Singapore High Court rules out NFTs as a form of property and not just a code on the blockchain


  • Singapore High Court rules that it possesses the jurisdiction to hear cases of dispute related to blockchain and categorized NFTs as a form of property.
  • Judge Lee Seiu Kin revealed that irrespective of its decentralized nature, a legal claim can be purchased on a person whose identity is hidden behind a pseudonym.
  • This came following the injunction that was issued on May 13 by the High Court and was claimed to be the first in Asia in order to protect an NFT.

In a recent revelation, we must note that the Singapore High Court has ruled that the Non-Fungible Tokens (NFTs) are to be considered property as they are capable of fulfilling certain legal requirements. One of the legal requirements is being easily differentiable from each other.

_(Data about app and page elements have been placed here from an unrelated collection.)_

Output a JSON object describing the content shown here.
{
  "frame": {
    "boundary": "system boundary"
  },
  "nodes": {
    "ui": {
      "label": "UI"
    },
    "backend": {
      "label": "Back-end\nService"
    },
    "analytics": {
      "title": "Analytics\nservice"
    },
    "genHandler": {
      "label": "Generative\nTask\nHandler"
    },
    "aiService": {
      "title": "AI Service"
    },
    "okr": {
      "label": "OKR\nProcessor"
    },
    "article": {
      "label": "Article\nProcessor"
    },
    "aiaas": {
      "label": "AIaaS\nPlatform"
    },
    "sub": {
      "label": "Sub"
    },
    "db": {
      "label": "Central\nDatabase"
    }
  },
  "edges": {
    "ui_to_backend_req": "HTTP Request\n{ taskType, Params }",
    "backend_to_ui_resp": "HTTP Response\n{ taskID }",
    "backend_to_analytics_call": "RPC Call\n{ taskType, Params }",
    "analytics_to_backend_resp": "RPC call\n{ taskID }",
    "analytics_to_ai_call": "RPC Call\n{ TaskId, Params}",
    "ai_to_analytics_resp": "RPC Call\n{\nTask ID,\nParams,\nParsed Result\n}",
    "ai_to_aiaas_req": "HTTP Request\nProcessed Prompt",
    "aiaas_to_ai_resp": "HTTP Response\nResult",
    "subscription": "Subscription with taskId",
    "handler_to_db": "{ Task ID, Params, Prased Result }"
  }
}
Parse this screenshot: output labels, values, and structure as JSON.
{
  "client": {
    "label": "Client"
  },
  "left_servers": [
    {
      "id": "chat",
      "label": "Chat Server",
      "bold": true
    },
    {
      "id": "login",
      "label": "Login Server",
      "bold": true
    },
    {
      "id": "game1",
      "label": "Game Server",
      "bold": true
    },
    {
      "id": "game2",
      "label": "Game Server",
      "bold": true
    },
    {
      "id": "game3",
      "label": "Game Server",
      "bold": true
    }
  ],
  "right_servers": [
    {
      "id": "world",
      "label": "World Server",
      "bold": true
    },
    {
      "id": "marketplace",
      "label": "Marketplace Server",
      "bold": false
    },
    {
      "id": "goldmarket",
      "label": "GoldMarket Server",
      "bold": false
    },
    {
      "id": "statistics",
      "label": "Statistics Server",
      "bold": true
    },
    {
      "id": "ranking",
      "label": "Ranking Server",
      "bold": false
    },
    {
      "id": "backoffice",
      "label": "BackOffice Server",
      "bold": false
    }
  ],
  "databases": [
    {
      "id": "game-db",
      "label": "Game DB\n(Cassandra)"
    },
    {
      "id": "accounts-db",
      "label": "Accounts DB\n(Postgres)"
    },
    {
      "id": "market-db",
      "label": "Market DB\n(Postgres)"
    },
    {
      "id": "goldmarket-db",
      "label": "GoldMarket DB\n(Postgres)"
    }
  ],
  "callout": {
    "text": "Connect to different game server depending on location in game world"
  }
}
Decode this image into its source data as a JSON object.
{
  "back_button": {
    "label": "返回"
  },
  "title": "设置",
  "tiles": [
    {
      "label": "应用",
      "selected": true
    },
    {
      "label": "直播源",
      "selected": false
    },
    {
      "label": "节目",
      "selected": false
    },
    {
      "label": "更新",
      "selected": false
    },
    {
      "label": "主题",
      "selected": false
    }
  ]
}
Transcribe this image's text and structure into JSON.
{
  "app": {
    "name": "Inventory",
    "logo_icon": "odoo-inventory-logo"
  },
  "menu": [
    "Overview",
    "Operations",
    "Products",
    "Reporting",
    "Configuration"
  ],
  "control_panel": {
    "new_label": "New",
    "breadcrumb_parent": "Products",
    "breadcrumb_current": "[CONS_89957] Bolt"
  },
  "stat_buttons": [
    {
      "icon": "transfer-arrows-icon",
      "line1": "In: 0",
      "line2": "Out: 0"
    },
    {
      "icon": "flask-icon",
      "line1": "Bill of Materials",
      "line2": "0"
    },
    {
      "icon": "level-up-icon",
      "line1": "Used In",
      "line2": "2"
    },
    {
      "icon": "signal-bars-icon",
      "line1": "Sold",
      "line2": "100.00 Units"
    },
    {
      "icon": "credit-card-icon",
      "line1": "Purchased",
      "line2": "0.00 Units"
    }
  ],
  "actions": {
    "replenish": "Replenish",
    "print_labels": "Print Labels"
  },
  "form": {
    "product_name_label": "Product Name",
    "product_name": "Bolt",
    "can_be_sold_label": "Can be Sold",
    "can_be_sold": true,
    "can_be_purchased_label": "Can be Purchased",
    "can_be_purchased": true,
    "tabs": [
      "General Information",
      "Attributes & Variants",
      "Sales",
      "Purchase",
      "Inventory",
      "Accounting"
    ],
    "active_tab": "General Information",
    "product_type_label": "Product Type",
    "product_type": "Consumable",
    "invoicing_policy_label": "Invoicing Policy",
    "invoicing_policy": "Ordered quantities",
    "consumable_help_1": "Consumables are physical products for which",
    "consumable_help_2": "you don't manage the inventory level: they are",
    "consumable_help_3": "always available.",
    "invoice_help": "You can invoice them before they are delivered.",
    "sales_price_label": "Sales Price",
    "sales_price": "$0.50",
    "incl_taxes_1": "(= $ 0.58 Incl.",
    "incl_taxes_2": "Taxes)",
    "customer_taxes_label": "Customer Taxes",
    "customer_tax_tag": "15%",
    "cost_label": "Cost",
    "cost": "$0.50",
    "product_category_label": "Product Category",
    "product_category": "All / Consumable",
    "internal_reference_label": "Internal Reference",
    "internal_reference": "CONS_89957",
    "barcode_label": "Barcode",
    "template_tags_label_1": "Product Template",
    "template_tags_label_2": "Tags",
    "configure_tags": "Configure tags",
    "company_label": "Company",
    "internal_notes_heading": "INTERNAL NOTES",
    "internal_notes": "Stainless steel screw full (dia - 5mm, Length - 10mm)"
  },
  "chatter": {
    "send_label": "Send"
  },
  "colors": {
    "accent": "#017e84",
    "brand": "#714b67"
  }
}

Judge Lee Seiu Kin ruled that it possesses the jurisdiction to hear cases of disputes involving blockchains, irrespective of their decentralized nature. Moreover, he ruled that a legal claim can be brought on an entity whose identity is concealed behind a pseudonym. The court issued these key points on October 21 on the halt of the sale and transfer of the Bored Ape NFT.

This started with Mr. Janesh Rajkupar, a Singaporean who owned one of the NFTs from the Bored Ape Yacht Club and used that NFT as collateral for a loan in order to borrow cryptocurrencies from a Twitter user, chefpierre.eth. 

Judge Lee released a statement in relation to this that said that in accordance with the claimant, this spoke volumes as to the monetary value placed on NFTs within the BAYC collection and also that they are status symbols. 

On August 6, 2021, Mr. Janesh purchased the NFT from another user for a total of 15.99 ETH, which was equivalent to around $33,000. In addition to this, it has been revealed that he would often enter into loan transactions with other users in order to borrow cryptocurrencies utilizing NFTs in the form of collaterals. 

Judge Lee revealed that he was satisfied that the court had the jurisdiction to hear the application of Mr. Janesh.